On Saturday I received an email from my state professional association. It discussed the problem of fraudsters targeting folks in the process of buying a home here in Hawaii. Via email, the bad guys impersonate an escrow official or the estate broker to persuade buyers that the original wire instructions were incorrect. Here are the correct wire instructions they say, and do send the money now. It’s a scam. Here is the complete text from the Hawaii Association of Realtors newsletter, including tips on how to protect yourself from this and similar email scams:
BE AWARE OF EMAIL SCAMS AND WIRE FRAUDSTERS – In recent months, real estate professionals have reported an upswing in a particularly insidious wire scam. A hacker will break into
a licensee’s e-mail account to obtain information about upcoming real estate transactions. After monitoring the account to determine the likely timing of a close, the hacker will send an e-mail to the buyer, posing either as the title company representative or as the licensee. The fraudulent e-mail will contain new wiring instructions or routing information, and will request that the buyer send transaction-related funds accordingly. Unfortunately, some buyers have fallen for this scheme, and have lost money.
The best line of defense against fraudsters is to make sure that all parties involved in a real estate transaction implement security measures before a cyberattack occurs. These measures include the following:
–Never send wire transfer information via e-mail. For that matter, never send any sensitive information via e-mail, including banking information, routing numbers, PINS, or any other financial information.
–Inform clients from day one about your email and communication practices, and alert them to the possibility of fraudulent activity. Explain that you will never send, or request that they send, sensitive information via email.
–Prior to wiring any funds, the wirer should contact the intended recipient via a verified telephone number and confirm that the wiring information is accurate. Do not rely on telephone numbers or website addresses provided within an unverified e-mail, as fraudsters often provide their own contact information and set up convincing fake websites in furtherance of their schemes.
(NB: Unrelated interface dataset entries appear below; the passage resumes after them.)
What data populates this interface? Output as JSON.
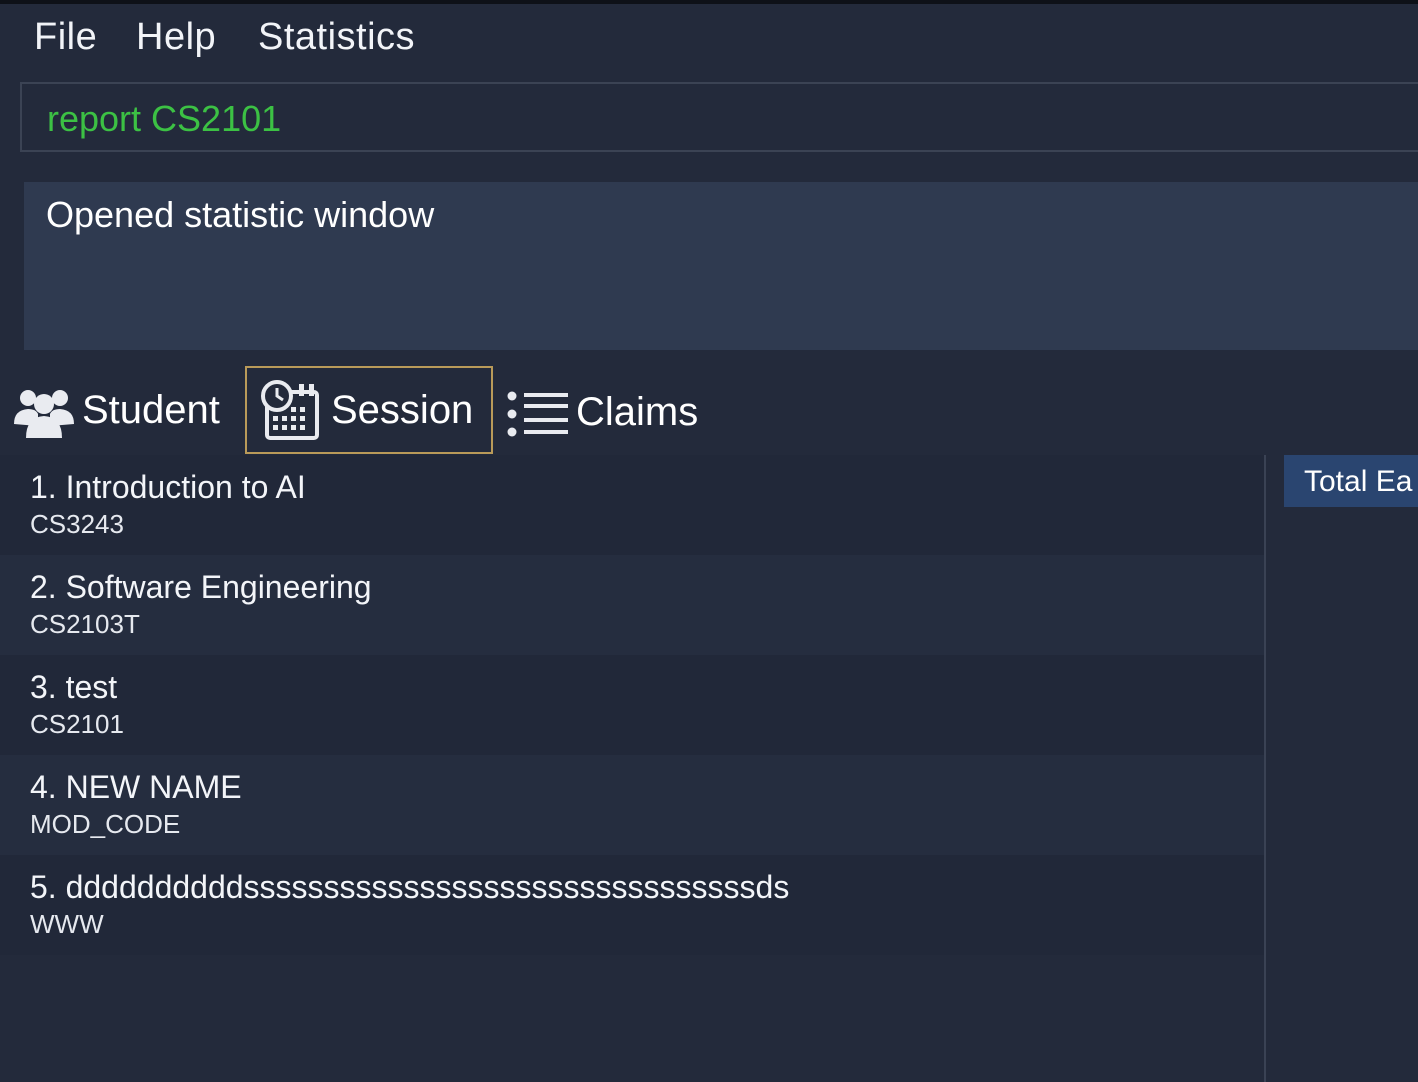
{
  "menu": {
    "file_label": "File",
    "help_label": "Help",
    "statistics_label": "Statistics"
  },
  "command": {
    "value": "report CS2101",
    "color": "#3cc144"
  },
  "result": {
    "message": "Opened statistic window"
  },
  "tabs": [
    {
      "label": "Student",
      "icon": "users-icon",
      "selected": false
    },
    {
      "label": "Session",
      "icon": "calendar-clock-icon",
      "selected": true
    },
    {
      "label": "Claims",
      "icon": "list-icon",
      "selected": false
    }
  ],
  "modules": [
    {
      "title": "1.  Introduction to AI",
      "code": "CS3243"
    },
    {
      "title": "2.  Software Engineering",
      "code": "CS2103T"
    },
    {
      "title": "3.  test",
      "code": "CS2101"
    },
    {
      "title": "4.  NEW NAME",
      "code": "MOD_CODE"
    },
    {
      "title": "5.  ddddddddddssssssssssssssssssssssssssssssssds",
      "code": "WWW"
    }
  ],
  "side_panel": {
    "header": "Total Ea"
  },
  "colors": {
    "background": "#232a3b",
    "selected_tab_border": "#b99a59",
    "side_header": "#2a4570"
  }
}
–If a situation arises in which you have no choice but to send information about a transaction via email, make sure to use encrypted e-mail.
–Security experts often recommend “going with your gut.” Tell clients that if an e-mail or a telephone call ever seems suspicious or “off,” that they should refrain from taking any action until the communication has been independently verified as legitimate. When it comes to safety and cybersecurity, always err on the side of being overly cautious.
–If you receive a suspicious e-mail, do not open it. If you have already opened it, do not click on any links contained in the e-mail. Do not open any attachments. Do not call any numbers listed in the e-mail. Do not reply to the e-mail.